In this case the Court heard evidence from eminent experts in the field of toxicology and drug testing. There was disagreement between the expert witness who gave evidence on behalf of the Union and those who gave evidence on behalf of the Company on whether the disputed result should have been classified as positive or negative. This disagreement stems from a difference between the experts as to the appropriateness of making adjustments or weightings to the results in certain circumstances.
The Union’s expert witness proffered the view that international best practice in this field is set out in the European Workplace Drug Testing Society’s guidelines. She also told the Court that if these guidelines had been applied in the instant case the disputed result would have been classified as negative.
The Company’s expert witness, who analysed the test, agreed that if these guidelines had been applied to a crucial aspect of the analysis the result would not have been reported as positive.
However, he disagreed with the appropriateness of the guidelines in this aspect. He also disagreed with the assertion that these guidelines contain accepted standards for drug testing either in Europe or internationally. He was firm in his opinion that the result in this case was properly classified as positive.
The Collective Agreement
The introduction of a drug and alcohol testing policy was provided for by the Collective Agreement between the parties. That policy states, in its final paragraph, that employees will be subject to random drug and alcohol testing“in line with the Railway Safety Bill”.It was submitted on behalf of the Company that it is does not, in fact, come within the ambit of what is now the Railway Safety Act 2005. That may or may not be the case. However it is clear that the parties to the Collective Agreement (and the policy statement which was furnished to all employees) imported the provisions of that Act in so far as they are relevant to drug and alcohol testing. The provisions of that Act provide, in effect, that all aspects of a drug and alcohol policy should be the subject of consultation with organisations representing affected staff.
Decision of the Court
This case has highlighted a disagreement between the Company and the Union on a crucial aspect of the testing procedure. In the Court’s view it is imperative that this disagreement be resolved and that agreed guidelines covering the totality of the testing procedure, including the processing of results, be put in place without delay. The parties should commence discussions with that objective immediately.

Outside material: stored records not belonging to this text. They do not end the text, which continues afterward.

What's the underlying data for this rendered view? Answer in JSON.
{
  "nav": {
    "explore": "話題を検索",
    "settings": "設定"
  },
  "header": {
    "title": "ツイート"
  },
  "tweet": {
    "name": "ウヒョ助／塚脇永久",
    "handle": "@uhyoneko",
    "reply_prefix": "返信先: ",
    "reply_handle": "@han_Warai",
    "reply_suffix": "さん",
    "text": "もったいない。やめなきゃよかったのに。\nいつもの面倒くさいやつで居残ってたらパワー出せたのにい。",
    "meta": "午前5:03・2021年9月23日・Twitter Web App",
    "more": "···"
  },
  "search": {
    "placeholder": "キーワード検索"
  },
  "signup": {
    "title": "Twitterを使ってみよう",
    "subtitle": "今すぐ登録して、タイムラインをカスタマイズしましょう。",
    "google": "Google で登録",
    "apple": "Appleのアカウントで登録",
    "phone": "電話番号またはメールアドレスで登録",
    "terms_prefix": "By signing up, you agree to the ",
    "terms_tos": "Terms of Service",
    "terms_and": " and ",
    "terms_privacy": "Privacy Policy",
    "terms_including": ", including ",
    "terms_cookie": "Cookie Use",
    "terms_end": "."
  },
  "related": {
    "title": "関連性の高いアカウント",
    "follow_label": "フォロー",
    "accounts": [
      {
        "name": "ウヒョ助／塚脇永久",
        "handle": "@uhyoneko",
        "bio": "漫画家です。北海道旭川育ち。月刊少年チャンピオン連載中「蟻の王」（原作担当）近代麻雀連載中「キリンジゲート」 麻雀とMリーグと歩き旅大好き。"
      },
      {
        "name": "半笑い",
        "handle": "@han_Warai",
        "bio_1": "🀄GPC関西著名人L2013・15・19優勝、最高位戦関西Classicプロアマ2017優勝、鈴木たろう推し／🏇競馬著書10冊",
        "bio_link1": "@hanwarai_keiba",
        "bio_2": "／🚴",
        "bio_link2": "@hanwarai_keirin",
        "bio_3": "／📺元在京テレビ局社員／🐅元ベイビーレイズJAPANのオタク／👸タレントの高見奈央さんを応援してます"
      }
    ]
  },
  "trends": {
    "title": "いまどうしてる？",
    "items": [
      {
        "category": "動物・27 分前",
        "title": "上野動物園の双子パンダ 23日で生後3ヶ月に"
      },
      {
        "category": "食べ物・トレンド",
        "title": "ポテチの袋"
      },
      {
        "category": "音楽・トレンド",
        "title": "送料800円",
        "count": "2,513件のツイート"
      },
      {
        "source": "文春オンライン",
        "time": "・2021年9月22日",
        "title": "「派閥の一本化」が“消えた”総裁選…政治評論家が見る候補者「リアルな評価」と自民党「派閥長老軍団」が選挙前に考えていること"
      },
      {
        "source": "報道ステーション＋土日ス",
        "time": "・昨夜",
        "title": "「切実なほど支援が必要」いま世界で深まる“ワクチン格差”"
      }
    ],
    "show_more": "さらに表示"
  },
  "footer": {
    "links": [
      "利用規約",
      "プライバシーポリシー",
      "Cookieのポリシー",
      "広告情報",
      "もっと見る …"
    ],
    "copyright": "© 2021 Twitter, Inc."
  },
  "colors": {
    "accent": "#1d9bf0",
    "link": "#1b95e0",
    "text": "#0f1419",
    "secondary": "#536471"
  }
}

The Court has given careful consideration to the position of the worker who is at the centre of this dispute. The Court is satisfied that the Company acted honestly and reasonably in dealing with what was reported to it as a positive result for a prohibited drug. The worker has at all times denied that he used the drug in question. In the Courts view, in all the circumstance s of this case, there is room for some doubt as to whether the particular result in issue should have been reported as positive or negative. In the light of the conclusion reached earlier in this Decision on the necessity for agreement on the modalities of these tests, and the recommendation that agreed guidelines be now put in place about which there can be no dubiety, the Court is of the view that the worker should be given the benefit of the doubt.
The Court has concluded that a reasonable compromise in the circumstances is for the Company to offer and for the Union to accept that the worker be re-engaged in his former position with effect from the date of this Decision. The re-engagement should be without loss of accrued service with the Company.
The appeal is to that extent allowed and the Recommendation of the Rights Commissioner is amended accordingly.
Signed on behalf of the Labour Court
18th December, 2007______________________
Enquiries concerning this Decision should be addressed to David P Noonan, Court Secretary.